• WHAT YOU HAVE TO DO
The answer should contain every record below, output exactly.

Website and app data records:
***

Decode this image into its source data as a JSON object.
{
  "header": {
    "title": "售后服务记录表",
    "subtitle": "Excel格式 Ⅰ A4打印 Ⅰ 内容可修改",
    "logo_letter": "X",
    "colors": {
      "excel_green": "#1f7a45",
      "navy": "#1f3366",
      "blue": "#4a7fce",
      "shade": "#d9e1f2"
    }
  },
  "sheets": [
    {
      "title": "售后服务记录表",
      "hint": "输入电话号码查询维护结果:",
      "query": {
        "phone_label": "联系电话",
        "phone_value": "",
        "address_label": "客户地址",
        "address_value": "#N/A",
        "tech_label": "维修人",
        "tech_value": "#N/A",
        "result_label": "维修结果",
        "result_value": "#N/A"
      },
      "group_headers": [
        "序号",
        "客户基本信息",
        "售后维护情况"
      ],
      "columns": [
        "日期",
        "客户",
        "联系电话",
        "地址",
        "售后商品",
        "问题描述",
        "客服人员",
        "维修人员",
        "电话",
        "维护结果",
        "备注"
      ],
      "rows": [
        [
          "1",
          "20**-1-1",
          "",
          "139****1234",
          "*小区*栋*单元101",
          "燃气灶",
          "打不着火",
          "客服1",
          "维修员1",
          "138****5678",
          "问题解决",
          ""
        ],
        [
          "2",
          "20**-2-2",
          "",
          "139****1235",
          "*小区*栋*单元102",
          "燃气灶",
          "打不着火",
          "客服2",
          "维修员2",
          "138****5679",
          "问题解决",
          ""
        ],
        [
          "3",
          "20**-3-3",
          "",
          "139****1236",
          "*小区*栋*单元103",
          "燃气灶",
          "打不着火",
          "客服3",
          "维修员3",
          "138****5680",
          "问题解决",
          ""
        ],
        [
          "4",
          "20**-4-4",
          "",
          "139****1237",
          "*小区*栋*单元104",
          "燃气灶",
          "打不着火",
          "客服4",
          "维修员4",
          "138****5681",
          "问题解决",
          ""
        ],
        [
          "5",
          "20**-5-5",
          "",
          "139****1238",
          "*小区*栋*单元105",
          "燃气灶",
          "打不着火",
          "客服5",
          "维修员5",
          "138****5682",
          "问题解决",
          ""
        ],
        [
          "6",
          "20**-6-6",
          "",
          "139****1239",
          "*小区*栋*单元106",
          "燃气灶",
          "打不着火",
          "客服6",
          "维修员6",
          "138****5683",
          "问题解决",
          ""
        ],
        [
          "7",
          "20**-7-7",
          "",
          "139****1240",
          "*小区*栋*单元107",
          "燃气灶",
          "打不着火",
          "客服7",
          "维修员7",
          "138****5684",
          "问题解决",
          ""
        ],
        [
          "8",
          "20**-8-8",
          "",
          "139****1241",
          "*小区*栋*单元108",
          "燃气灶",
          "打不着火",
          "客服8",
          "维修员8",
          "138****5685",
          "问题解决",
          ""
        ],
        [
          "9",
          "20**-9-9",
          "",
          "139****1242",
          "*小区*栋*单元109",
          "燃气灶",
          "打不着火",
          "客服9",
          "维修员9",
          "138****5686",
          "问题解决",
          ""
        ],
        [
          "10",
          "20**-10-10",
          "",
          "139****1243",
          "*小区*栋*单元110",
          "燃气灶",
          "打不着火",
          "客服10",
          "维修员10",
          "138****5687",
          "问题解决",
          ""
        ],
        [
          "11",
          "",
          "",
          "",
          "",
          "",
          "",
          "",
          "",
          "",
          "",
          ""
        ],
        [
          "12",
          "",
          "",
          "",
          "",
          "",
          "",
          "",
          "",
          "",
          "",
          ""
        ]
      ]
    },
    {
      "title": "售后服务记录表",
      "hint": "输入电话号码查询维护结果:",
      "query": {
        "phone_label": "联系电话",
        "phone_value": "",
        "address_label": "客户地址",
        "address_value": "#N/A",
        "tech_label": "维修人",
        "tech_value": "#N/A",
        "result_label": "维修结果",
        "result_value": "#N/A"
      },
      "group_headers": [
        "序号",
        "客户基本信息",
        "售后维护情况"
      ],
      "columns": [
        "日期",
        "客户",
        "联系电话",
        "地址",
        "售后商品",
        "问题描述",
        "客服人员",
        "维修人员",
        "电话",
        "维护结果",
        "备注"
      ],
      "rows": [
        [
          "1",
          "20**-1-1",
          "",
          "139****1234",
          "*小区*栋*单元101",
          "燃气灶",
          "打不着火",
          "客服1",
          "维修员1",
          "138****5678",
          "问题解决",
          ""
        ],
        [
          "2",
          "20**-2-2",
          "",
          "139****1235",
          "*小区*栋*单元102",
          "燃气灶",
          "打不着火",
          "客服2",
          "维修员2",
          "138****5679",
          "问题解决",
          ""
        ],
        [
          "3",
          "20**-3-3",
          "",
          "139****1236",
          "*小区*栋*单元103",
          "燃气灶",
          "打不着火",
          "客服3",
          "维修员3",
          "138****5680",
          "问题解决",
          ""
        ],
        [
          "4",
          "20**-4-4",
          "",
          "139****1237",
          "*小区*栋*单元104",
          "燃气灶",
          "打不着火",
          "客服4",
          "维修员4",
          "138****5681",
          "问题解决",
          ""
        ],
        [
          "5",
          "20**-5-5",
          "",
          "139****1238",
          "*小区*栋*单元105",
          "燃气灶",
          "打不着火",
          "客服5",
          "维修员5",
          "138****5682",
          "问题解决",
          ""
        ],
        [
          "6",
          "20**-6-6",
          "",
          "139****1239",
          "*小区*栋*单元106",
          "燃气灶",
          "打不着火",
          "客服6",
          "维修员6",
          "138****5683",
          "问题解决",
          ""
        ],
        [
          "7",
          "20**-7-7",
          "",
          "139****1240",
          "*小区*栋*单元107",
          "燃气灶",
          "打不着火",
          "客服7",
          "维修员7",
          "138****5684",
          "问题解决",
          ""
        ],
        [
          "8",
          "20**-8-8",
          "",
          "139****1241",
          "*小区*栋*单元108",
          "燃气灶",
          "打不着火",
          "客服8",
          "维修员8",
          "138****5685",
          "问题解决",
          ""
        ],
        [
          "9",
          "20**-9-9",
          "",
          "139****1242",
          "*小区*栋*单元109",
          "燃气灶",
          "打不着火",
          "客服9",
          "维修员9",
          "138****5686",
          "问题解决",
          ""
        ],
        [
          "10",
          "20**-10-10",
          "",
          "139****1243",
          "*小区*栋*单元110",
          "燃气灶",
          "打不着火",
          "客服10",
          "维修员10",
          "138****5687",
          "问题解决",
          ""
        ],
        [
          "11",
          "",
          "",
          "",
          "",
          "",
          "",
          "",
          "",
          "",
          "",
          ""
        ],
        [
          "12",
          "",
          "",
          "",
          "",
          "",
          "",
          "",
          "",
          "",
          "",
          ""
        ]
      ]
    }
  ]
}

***

• TASK RESPONSE
Decode this image into its source data as a JSON object.
{
  "header": {
    "title": "售后服务记录表",
    "subtitle": "Excel格式 Ⅰ A4打印 Ⅰ 内容可修改",
    "logo_letter": "X",
    "colors": {
      "excel_green": "#1f7a45",
      "navy": "#1f3366",
      "blue": "#4a7fce",
      "shade": "#d9e1f2"
    }
  },
  "sheets": [
    {
      "title": "售后服务记录表",
      "hint": "输入电话号码查询维护结果:",
      "query": {
        "phone_label": "联系电话",
        "phone_value": "",
        "address_label": "客户地址",
        "address_value": "#N/A",
        "tech_label": "维修人",
        "tech_value": "#N/A",
        "result_label": "维修结果",
        "result_value": "#N/A"
      },
      "group_headers": [
        "序号",
        "客户基本信息",
        "售后维护情况"
      ],
      "columns": [
        "日期",
        "客户",
        "联系电话",
        "地址",
        "售后商品",
        "问题描述",
        "客服人员",
        "维修人员",
        "电话",
        "维护结果",
        "备注"
      ],
      "rows": [
        [
          "1",
          "20**-1-1",
          "",
          "139****1234",
          "*小区*栋*单元101",
          "燃气灶",
          "打不着火",
          "客服1",
          "维修员1",
          "138****5678",
          "问题解决",
          ""
        ],
        [
          "2",
          "20**-2-2",
          "",
          "139****1235",
          "*小区*栋*单元102",
          "燃气灶",
          "打不着火",
          "客服2",
          "维修员2",
          "138****5679",
          "问题解决",
          ""
        ],
        [
          "3",
          "20**-3-3",
          "",
          "139****1236",
          "*小区*栋*单元103",
          "燃气灶",
          "打不着火",
          "客服3",
          "维修员3",
          "138****5680",
          "问题解决",
          ""
        ],
        [
          "4",
          "20**-4-4",
          "",
          "139****1237",
          "*小区*栋*单元104",
          "燃气灶",
          "打不着火",
          "客服4",
          "维修员4",
          "138****5681",
          "问题解决",
          ""
        ],
        [
          "5",
          "20**-5-5",
          "",
          "139****1238",
          "*小区*栋*单元105",
          "燃气灶",
          "打不着火",
          "客服5",
          "维修员5",
          "138****5682",
          "问题解决",
          ""
        ],
        [
          "6",
          "20**-6-6",
          "",
          "139****1239",
          "*小区*栋*单元106",
          "燃气灶",
          "打不着火",
          "客服6",
          "维修员6",
          "138****5683",
          "问题解决",
          ""
        ],
        [
          "7",
          "20**-7-7",
          "",
          "139****1240",
          "*小区*栋*单元107",
          "燃气灶",
          "打不着火",
          "客服7",
          "维修员7",
          "138****5684",
          "问题解决",
          ""
        ],
        [
          "8",
          "20**-8-8",
          "",
          "139****1241",
          "*小区*栋*单元108",
          "燃气灶",
          "打不着火",
          "客服8",
          "维修员8",
          "138****5685",
          "问题解决",
          ""
        ],
        [
          "9",
          "20**-9-9",
          "",
          "139****1242",
          "*小区*栋*单元109",
          "燃气灶",
          "打不着火",
          "客服9",
          "维修员9",
          "138****5686",
          "问题解决",
          ""
        ],
        [
          "10",
          "20**-10-10",
          "",
          "139****1243",
          "*小区*栋*单元110",
          "燃气灶",
          "打不着火",
          "客服10",
          "维修员10",
          "138****5687",
          "问题解决",
          ""
        ],
        [
          "11",
          "",
          "",
          "",
          "",
          "",
          "",
          "",
          "",
          "",
          "",
          ""
        ],
        [
          "12",
          "",
          "",
          "",
          "",
          "",
          "",
          "",
          "",
          "",
          "",
          ""
        ]
      ]
    },
    {
      "title": "售后服务记录表",
      "hint": "输入电话号码查询维护结果:",
      "query": {
        "phone_label": "联系电话",
        "phone_value": "",
        "address_label": "客户地址",
        "address_value": "#N/A",
        "tech_label": "维修人",
        "tech_value": "#N/A",
        "result_label": "维修结果",
        "result_value": "#N/A"
      },
      "group_headers": [
        "序号",
        "客户基本信息",
        "售后维护情况"
      ],
      "columns": [
        "日期",
        "客户",
        "联系电话",
        "地址",
        "售后商品",
        "问题描述",
        "客服人员",
        "维修人员",
        "电话",
        "维护结果",
        "备注"
      ],
      "rows": [
        [
          "1",
          "20**-1-1",
          "",
          "139****1234",
          "*小区*栋*单元101",
          "燃气灶",
          "打不着火",
          "客服1",
          "维修员1",
          "138****5678",
          "问题解决",
          ""
        ],
        [
          "2",
          "20**-2-2",
          "",
          "139****1235",
          "*小区*栋*单元102",
          "燃气灶",
          "打不着火",
          "客服2",
          "维修员2",
          "138****5679",
          "问题解决",
          ""
        ],
        [
          "3",
          "20**-3-3",
          "",
          "139****1236",
          "*小区*栋*单元103",
          "燃气灶",
          "打不着火",
          "客服3",
          "维修员3",
          "138****5680",
          "问题解决",
          ""
        ],
        [
          "4",
          "20**-4-4",
          "",
          "139****1237",
          "*小区*栋*单元104",
          "燃气灶",
          "打不着火",
          "客服4",
          "维修员4",
          "138****5681",
          "问题解决",
          ""
        ],
        [
          "5",
          "20**-5-5",
          "",
          "139****1238",
          "*小区*栋*单元105",
          "燃气灶",
          "打不着火",
          "客服5",
          "维修员5",
          "138****5682",
          "问题解决",
          ""
        ],
        [
          "6",
          "20**-6-6",
          "",
          "139****1239",
          "*小区*栋*单元106",
          "燃气灶",
          "打不着火",
          "客服6",
          "维修员6",
          "138****5683",
          "问题解决",
          ""
        ],
        [
          "7",
          "20**-7-7",
          "",
          "139****1240",
          "*小区*栋*单元107",
          "燃气灶",
          "打不着火",
          "客服7",
          "维修员7",
          "138****5684",
          "问题解决",
          ""
        ],
        [
          "8",
          "20**-8-8",
          "",
          "139****1241",
          "*小区*栋*单元108",
          "燃气灶",
          "打不着火",
          "客服8",
          "维修员8",
          "138****5685",
          "问题解决",
          ""
        ],
        [
          "9",
          "20**-9-9",
          "",
          "139****1242",
          "*小区*栋*单元109",
          "燃气灶",
          "打不着火",
          "客服9",
          "维修员9",
          "138****5686",
          "问题解决",
          ""
        ],
        [
          "10",
          "20**-10-10",
          "",
          "139****1243",
          "*小区*栋*单元110",
          "燃气灶",
          "打不着火",
          "客服10",
          "维修员10",
          "138****5687",
          "问题解决",
          ""
        ],
        [
          "11",
          "",
          "",
          "",
          "",
          "",
          "",
          "",
          "",
          "",
          "",
          ""
        ],
        [
          "12",
          "",
          "",
          "",
          "",
          "",
          "",
          "",
          "",
          "",
          "",
          ""
        ]
      ]
    }
  ]
}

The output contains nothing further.